Schmidt, F. M., Schindler, S., Adamidis, M., Strauß, M., Tränkner, A., Trampel, R., et al. (2017). Habenula volume increases with disease severity in unmedicated major depressive disorder as revealed by 7T MRI. European Archives of Psychiatry and Clinical Neuroscience, 267(2), 107-115. doi:10.1007/s00406-016-0675-8.


Cite as: http://hdl.handle.net/11858/00-001M-0000-002B-1FE1-C
Abstract

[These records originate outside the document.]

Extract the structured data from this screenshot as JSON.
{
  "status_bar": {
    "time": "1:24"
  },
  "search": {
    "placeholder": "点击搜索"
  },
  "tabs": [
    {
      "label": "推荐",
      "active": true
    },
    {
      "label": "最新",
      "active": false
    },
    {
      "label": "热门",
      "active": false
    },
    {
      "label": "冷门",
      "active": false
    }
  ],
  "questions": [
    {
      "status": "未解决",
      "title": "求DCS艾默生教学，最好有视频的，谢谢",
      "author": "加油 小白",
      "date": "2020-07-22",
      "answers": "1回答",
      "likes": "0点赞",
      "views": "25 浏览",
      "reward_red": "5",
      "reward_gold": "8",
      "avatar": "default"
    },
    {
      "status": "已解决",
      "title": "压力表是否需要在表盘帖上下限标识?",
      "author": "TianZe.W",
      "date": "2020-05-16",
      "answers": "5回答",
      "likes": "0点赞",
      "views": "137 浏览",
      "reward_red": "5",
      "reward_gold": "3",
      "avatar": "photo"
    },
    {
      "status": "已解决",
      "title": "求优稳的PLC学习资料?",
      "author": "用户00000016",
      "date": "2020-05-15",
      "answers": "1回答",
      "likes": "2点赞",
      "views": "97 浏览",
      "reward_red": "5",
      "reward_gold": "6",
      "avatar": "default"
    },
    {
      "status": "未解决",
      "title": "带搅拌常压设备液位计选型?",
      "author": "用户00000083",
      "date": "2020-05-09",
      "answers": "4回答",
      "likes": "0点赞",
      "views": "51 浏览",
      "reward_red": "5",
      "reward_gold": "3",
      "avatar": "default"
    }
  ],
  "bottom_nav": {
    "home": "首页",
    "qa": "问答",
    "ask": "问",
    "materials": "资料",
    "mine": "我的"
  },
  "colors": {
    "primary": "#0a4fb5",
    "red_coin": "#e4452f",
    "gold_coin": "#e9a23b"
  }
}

The habenula is a paired epithalamic structure involved in the pathogenesis of major depressive disorder (MDD). Evidence comes from its impact on the regulation of serotonergic and dopaminergic neurons, the role in emotional processing and studies on animal models of depression. The present study investigated habenula volumes in 20 unmedicated and 20 medicated MDD patients and 20 healthy controls for the first time by applying a triplanar segmentation algorithm on 7 Tesla magnetic resonance (MR) whole-brain T1 maps. The hypothesis of a right-side decrease of habenula volumes in the MDD patients was tested, and the relationship between volumetric abnormalities and disease severity was exploratively investigated. Absolute and relative total and hemispheric habenula volumes did not differ significantly between the three groups. In the patients with short duration of disease for which medication effects could be ruled out, significant correlations were found between bilateral habenula volumes and HAMD-17- and BDI-II-related severities. In the medicated patients, this positive relationship disappeared. Our findings suggest an involvement of habenula pathology in the beginning of MDD, while general effects independent of severity or stage of disease did not occur. Our findings warrant future combined tractographic and functional investigation using ultra-high-resolution in vivo MR imaging.